February is American Heart Month and Go Red for Women®, the American Heart Association’s national movement to end heart disease and stroke in women. Heart disease doesn’t discriminate based on gender. Statistics show one in three women will die from cardiovascular disease, according to the American Heart Association. According to new research, unfortunately, heart attacks are increasingly occurring in younger people, especially women.
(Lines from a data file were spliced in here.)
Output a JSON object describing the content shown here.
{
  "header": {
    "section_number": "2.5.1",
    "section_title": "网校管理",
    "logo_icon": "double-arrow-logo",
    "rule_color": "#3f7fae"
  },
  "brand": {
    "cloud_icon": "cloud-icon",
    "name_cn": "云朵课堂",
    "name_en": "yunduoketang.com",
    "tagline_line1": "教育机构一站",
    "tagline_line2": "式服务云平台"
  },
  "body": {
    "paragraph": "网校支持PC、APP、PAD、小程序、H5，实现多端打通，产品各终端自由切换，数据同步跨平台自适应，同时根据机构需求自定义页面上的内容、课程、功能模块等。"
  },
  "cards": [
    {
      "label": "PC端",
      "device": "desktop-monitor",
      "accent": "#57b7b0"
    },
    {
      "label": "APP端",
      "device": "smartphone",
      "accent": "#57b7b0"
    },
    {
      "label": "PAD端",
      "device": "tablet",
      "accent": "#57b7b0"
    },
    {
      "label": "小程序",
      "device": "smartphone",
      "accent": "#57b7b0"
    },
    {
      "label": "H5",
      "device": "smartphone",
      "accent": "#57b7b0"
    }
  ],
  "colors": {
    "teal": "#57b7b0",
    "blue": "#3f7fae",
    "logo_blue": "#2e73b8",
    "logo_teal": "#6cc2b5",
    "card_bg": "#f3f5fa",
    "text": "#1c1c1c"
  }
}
Let’s make moves together to protect our heart health.
What you can do
Leading Cardiologist and Director of the GW Women’s Heart Health Center, Director of Noninvasive Cardiology and Professor of Medicine at GW School of Medicine, Dr. Jannet Lewis is passionate about women’s heart health and the need for women to advocate for themselves and pay attention to their heart health and overall wellness. Often, women tend to think of themselves in terms of breast health and gynecological health and rarely think about their heart.
Studies show women having heart attacks wait more than 30% longer than men from the moment they begin experiencing symptoms to the time they arrive at the hospital and once there, experience a 20% longer wait time than men.
A heart attack can be characterized by:
- Chest pain, often a dull heaviness in the chest
- Any pain in the upper part of the body, including the arms, the neck, the jaw, the upper abdomen and sometimes the back may be signs
- Profound fatigue
- Shortness of breath or lightheadedness
- Not the typical chest heaviness radiating down the left arm that men typically have
If you think you are having a heart attack but not sure, Call 911 right away and say ‘I am having a heart attack,’ as you seek help with the EMS and ER team. If you say things like I feel short of breath, or feeling nauseated – it may be harder to be heard and get the help you need. The outcome after a heart attack is directly related to how quickly you get to the hospital. Having access to a hospital with a team approach to managing a heart attack is very important. GW University Hospital has a very refined mechanism in place to move patients quickly to the cath lab to open blocked vessels that cause a heart attack.
Life’s Simple 7® - 7 Risk Factors that you can improve through lifestyle changes to help your heart
Tools such as the American Heart Association’s Life’s Simple 7, which focuses on lifestyle changes to improve your heart heath, are really important for women – even modest changes can lower your risk by as much as 80%.